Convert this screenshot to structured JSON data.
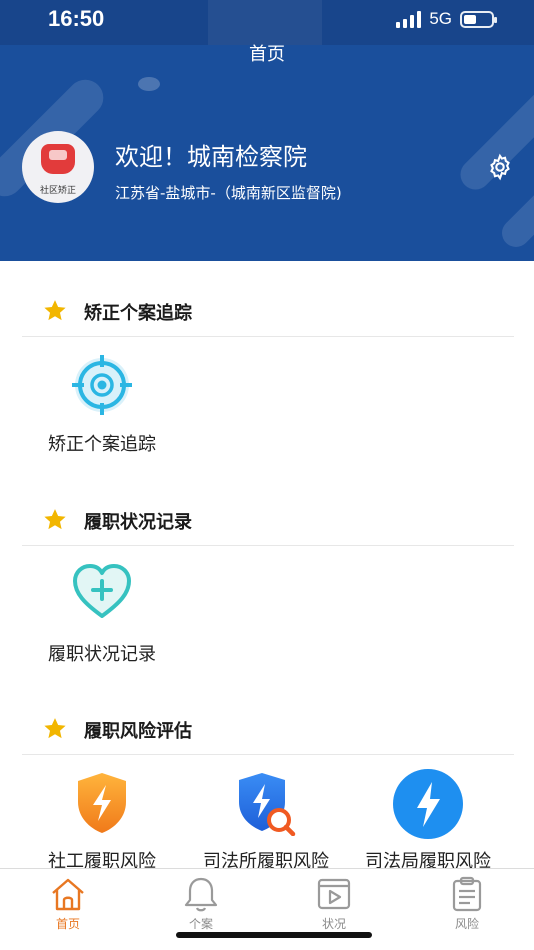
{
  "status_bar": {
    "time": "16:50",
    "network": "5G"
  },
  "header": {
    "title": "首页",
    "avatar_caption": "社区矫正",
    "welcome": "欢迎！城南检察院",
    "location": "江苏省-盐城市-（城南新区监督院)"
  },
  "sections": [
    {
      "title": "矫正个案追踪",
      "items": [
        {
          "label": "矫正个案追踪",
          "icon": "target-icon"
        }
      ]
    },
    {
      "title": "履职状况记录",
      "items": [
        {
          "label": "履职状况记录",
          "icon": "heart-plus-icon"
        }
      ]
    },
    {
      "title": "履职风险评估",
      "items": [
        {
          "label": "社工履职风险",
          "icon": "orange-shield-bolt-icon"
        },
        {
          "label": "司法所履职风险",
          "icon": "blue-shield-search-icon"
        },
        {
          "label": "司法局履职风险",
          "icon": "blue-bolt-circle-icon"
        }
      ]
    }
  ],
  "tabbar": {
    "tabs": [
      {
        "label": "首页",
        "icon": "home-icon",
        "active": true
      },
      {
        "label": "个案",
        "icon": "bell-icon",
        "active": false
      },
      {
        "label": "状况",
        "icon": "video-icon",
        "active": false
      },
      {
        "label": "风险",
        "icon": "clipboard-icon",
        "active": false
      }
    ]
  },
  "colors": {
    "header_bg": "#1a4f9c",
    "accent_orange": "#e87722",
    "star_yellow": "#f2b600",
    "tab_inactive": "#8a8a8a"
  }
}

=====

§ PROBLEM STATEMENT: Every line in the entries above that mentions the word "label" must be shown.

§ RESPONSE TO THE TASK:
          "label": "矫正个案追踪",
          "label": "履职状况记录",
          "label": "社工履职风险",
          "label": "司法所履职风险",
          "label": "司法局履职风险",
        "label": "首页",
        "label": "个案",
        "label": "状况",
        "label": "风险",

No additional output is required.